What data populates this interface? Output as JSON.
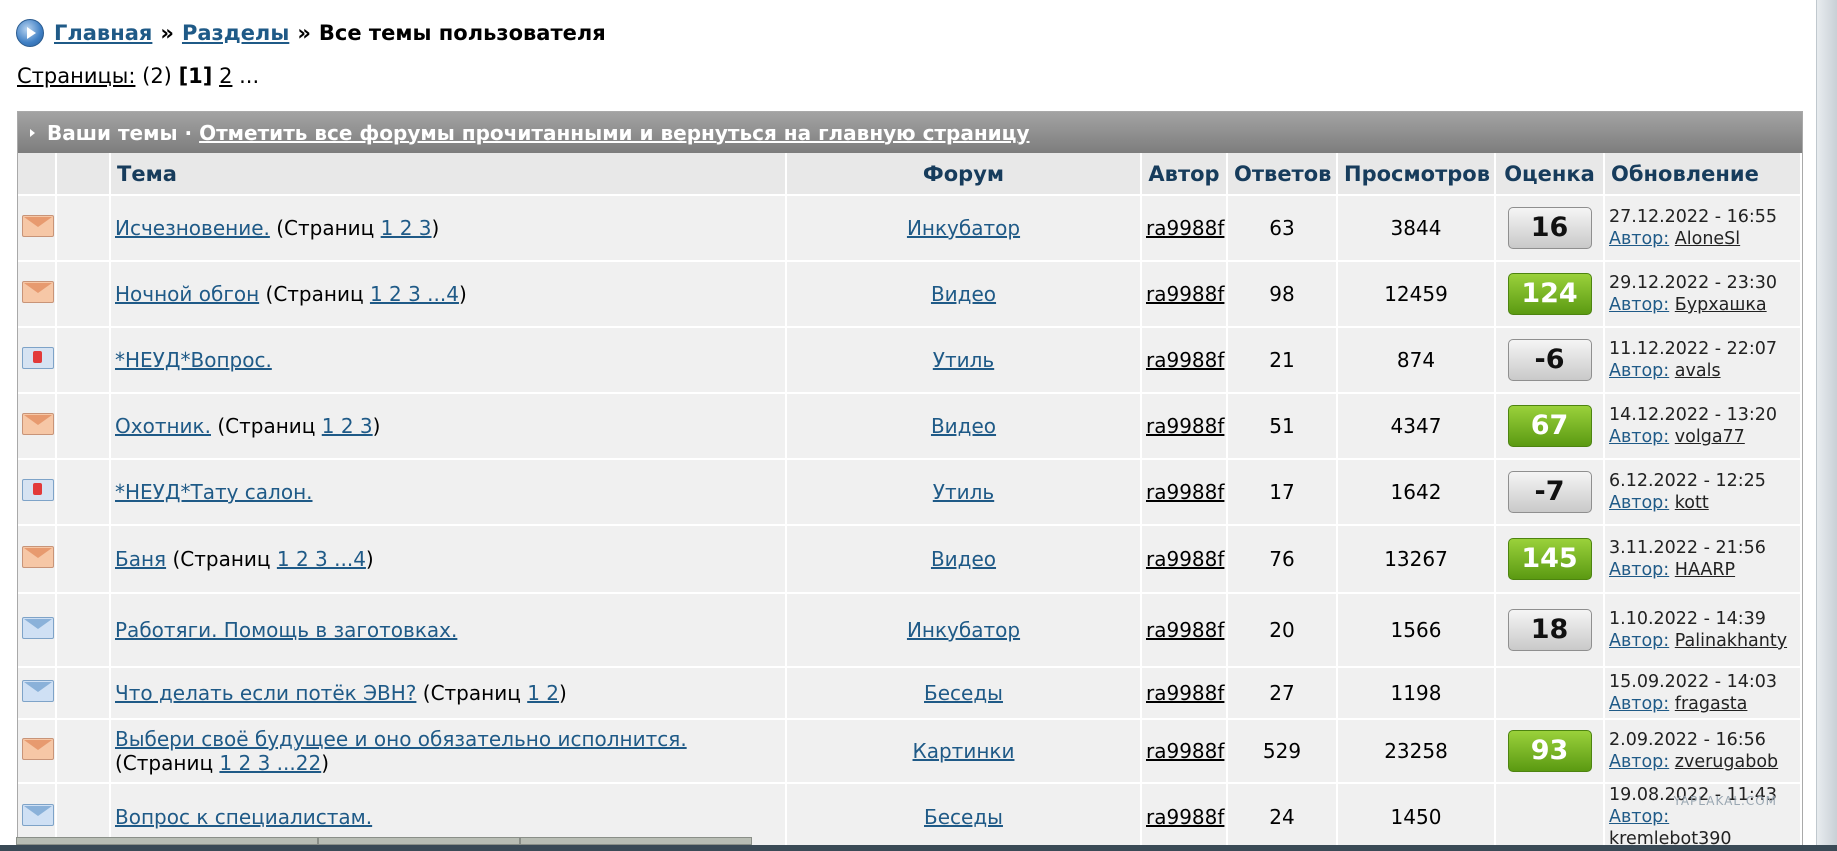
{
  "breadcrumb": {
    "home": "Главная",
    "sep1": "»",
    "sections": "Разделы",
    "sep2": "»",
    "current": "Все темы пользователя"
  },
  "pagination": {
    "label": "Страницы:",
    "total": "(2)",
    "current": "[1]",
    "next": "2",
    "more": "..."
  },
  "table": {
    "header_title": "Ваши темы ·",
    "header_link": "Отметить все форумы прочитанными и вернуться на главную страницу",
    "columns": [
      "Тема",
      "Форум",
      "Автор",
      "Ответов",
      "Просмотров",
      "Оценка",
      "Обновление"
    ],
    "rows": [
      {
        "icon": "envelope-orange",
        "title": "Исчезновение.",
        "pages": "1 2 3",
        "forum": "Инкубатор",
        "author": "ra9988f",
        "replies": "63",
        "views": "3844",
        "rating": "16",
        "rating_style": "grey",
        "upd_date": "27.12.2022 - 16:55",
        "upd_label": "Автор:",
        "upd_user": "AloneSl"
      },
      {
        "icon": "envelope-orange",
        "title": "Ночной обгон",
        "pages": "1 2 3 ...4",
        "forum": "Видео",
        "author": "ra9988f",
        "replies": "98",
        "views": "12459",
        "rating": "124",
        "rating_style": "green",
        "upd_date": "29.12.2022 - 23:30",
        "upd_label": "Автор:",
        "upd_user": "Бурхашка"
      },
      {
        "icon": "envelope-locked",
        "title": "*НЕУД*Вопрос.",
        "pages": "",
        "forum": "Утиль",
        "author": "ra9988f",
        "replies": "21",
        "views": "874",
        "rating": "-6",
        "rating_style": "grey",
        "upd_date": "11.12.2022 - 22:07",
        "upd_label": "Автор:",
        "upd_user": "avals"
      },
      {
        "icon": "envelope-orange",
        "title": "Охотник.",
        "pages": "1 2 3",
        "forum": "Видео",
        "author": "ra9988f",
        "replies": "51",
        "views": "4347",
        "rating": "67",
        "rating_style": "green",
        "upd_date": "14.12.2022 - 13:20",
        "upd_label": "Автор:",
        "upd_user": "volga77"
      },
      {
        "icon": "envelope-locked",
        "title": "*НЕУД*Тату салон.",
        "pages": "",
        "forum": "Утиль",
        "author": "ra9988f",
        "replies": "17",
        "views": "1642",
        "rating": "-7",
        "rating_style": "grey",
        "upd_date": "6.12.2022 - 12:25",
        "upd_label": "Автор:",
        "upd_user": "kott"
      },
      {
        "icon": "envelope-orange",
        "title": "Баня",
        "pages": "1 2 3 ...4",
        "forum": "Видео",
        "author": "ra9988f",
        "replies": "76",
        "views": "13267",
        "rating": "145",
        "rating_style": "green",
        "upd_date": "3.11.2022 - 21:56",
        "upd_label": "Автор:",
        "upd_user": "HAARP"
      },
      {
        "icon": "envelope-blue",
        "title": "Работяги. Помощь в заготовках.",
        "pages": "",
        "forum": "Инкубатор",
        "author": "ra9988f",
        "replies": "20",
        "views": "1566",
        "rating": "18",
        "rating_style": "grey",
        "upd_date": "1.10.2022 - 14:39",
        "upd_label": "Автор:",
        "upd_user": "Palinakhanty"
      },
      {
        "icon": "envelope-blue",
        "title": "Что делать если потёк ЭВН?",
        "pages": "1 2",
        "forum": "Беседы",
        "author": "ra9988f",
        "replies": "27",
        "views": "1198",
        "rating": "",
        "rating_style": "none",
        "upd_date": "15.09.2022 - 14:03",
        "upd_label": "Автор:",
        "upd_user": "fragasta"
      },
      {
        "icon": "envelope-orange",
        "title": "Выбери своё будущее и оно обязательно исполнится.",
        "pages": "1 2 3 ...22",
        "forum": "Картинки",
        "author": "ra9988f",
        "replies": "529",
        "views": "23258",
        "rating": "93",
        "rating_style": "green",
        "upd_date": "2.09.2022 - 16:56",
        "upd_label": "Автор:",
        "upd_user": "zverugabob"
      },
      {
        "icon": "envelope-blue",
        "title": "Вопрос к специалистам.",
        "pages": "",
        "forum": "Беседы",
        "author": "ra9988f",
        "replies": "24",
        "views": "1450",
        "rating": "",
        "rating_style": "none",
        "upd_date": "19.08.2022 - 11:43",
        "upd_label": "Автор:",
        "upd_user": "kremlebot390"
      }
    ],
    "pages_prefix": "(Страниц",
    "pages_suffix": ")"
  },
  "watermark": "YAPLAKAL.COM"
}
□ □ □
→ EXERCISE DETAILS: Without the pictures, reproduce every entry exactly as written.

→ EXERCISE OUTPUT:
What data populates this interface? Output as JSON.
{
  "breadcrumb": {
    "home": "Главная",
    "sep1": "»",
    "sections": "Разделы",
    "sep2": "»",
    "current": "Все темы пользователя"
  },
  "pagination": {
    "label": "Страницы:",
    "total": "(2)",
    "current": "[1]",
    "next": "2",
    "more": "..."
  },
  "table": {
    "header_title": "Ваши темы ·",
    "header_link": "Отметить все форумы прочитанными и вернуться на главную страницу",
    "columns": [
      "Тема",
      "Форум",
      "Автор",
      "Ответов",
      "Просмотров",
      "Оценка",
      "Обновление"
    ],
    "rows": [
      {
        "icon": "envelope-orange",
        "title": "Исчезновение.",
        "pages": "1 2 3",
        "forum": "Инкубатор",
        "author": "ra9988f",
        "replies": "63",
        "views": "3844",
        "rating": "16",
        "rating_style": "grey",
        "upd_date": "27.12.2022 - 16:55",
        "upd_label": "Автор:",
        "upd_user": "AloneSl"
      },
      {
        "icon": "envelope-orange",
        "title": "Ночной обгон",
        "pages": "1 2 3 ...4",
        "forum": "Видео",
        "author": "ra9988f",
        "replies": "98",
        "views": "12459",
        "rating": "124",
        "rating_style": "green",
        "upd_date": "29.12.2022 - 23:30",
        "upd_label": "Автор:",
        "upd_user": "Бурхашка"
      },
      {
        "icon": "envelope-locked",
        "title": "*НЕУД*Вопрос.",
        "pages": "",
        "forum": "Утиль",
        "author": "ra9988f",
        "replies": "21",
        "views": "874",
        "rating": "-6",
        "rating_style": "grey",
        "upd_date": "11.12.2022 - 22:07",
        "upd_label": "Автор:",
        "upd_user": "avals"
      },
      {
        "icon": "envelope-orange",
        "title": "Охотник.",
        "pages": "1 2 3",
        "forum": "Видео",
        "author": "ra9988f",
        "replies": "51",
        "views": "4347",
        "rating": "67",
        "rating_style": "green",
        "upd_date": "14.12.2022 - 13:20",
        "upd_label": "Автор:",
        "upd_user": "volga77"
      },
      {
        "icon": "envelope-locked",
        "title": "*НЕУД*Тату салон.",
        "pages": "",
        "forum": "Утиль",
        "author": "ra9988f",
        "replies": "17",
        "views": "1642",
        "rating": "-7",
        "rating_style": "grey",
        "upd_date": "6.12.2022 - 12:25",
        "upd_label": "Автор:",
        "upd_user": "kott"
      },
      {
        "icon": "envelope-orange",
        "title": "Баня",
        "pages": "1 2 3 ...4",
        "forum": "Видео",
        "author": "ra9988f",
        "replies": "76",
        "views": "13267",
        "rating": "145",
        "rating_style": "green",
        "upd_date": "3.11.2022 - 21:56",
        "upd_label": "Автор:",
        "upd_user": "HAARP"
      },
      {
        "icon": "envelope-blue",
        "title": "Работяги. Помощь в заготовках.",
        "pages": "",
        "forum": "Инкубатор",
        "author": "ra9988f",
        "replies": "20",
        "views": "1566",
        "rating": "18",
        "rating_style": "grey",
        "upd_date": "1.10.2022 - 14:39",
        "upd_label": "Автор:",
        "upd_user": "Palinakhanty"
      },
      {
        "icon": "envelope-blue",
        "title": "Что делать если потёк ЭВН?",
        "pages": "1 2",
        "forum": "Беседы",
        "author": "ra9988f",
        "replies": "27",
        "views": "1198",
        "rating": "",
        "rating_style": "none",
        "upd_date": "15.09.2022 - 14:03",
        "upd_label": "Автор:",
        "upd_user": "fragasta"
      },
      {
        "icon": "envelope-orange",
        "title": "Выбери своё будущее и оно обязательно исполнится.",
        "pages": "1 2 3 ...22",
        "forum": "Картинки",
        "author": "ra9988f",
        "replies": "529",
        "views": "23258",
        "rating": "93",
        "rating_style": "green",
        "upd_date": "2.09.2022 - 16:56",
        "upd_label": "Автор:",
        "upd_user": "zverugabob"
      },
      {
        "icon": "envelope-blue",
        "title": "Вопрос к специалистам.",
        "pages": "",
        "forum": "Беседы",
        "author": "ra9988f",
        "replies": "24",
        "views": "1450",
        "rating": "",
        "rating_style": "none",
        "upd_date": "19.08.2022 - 11:43",
        "upd_label": "Автор:",
        "upd_user": "kremlebot390"
      }
    ],
    "pages_prefix": "(Страниц",
    "pages_suffix": ")"
  },
  "watermark": "YAPLAKAL.COM"
}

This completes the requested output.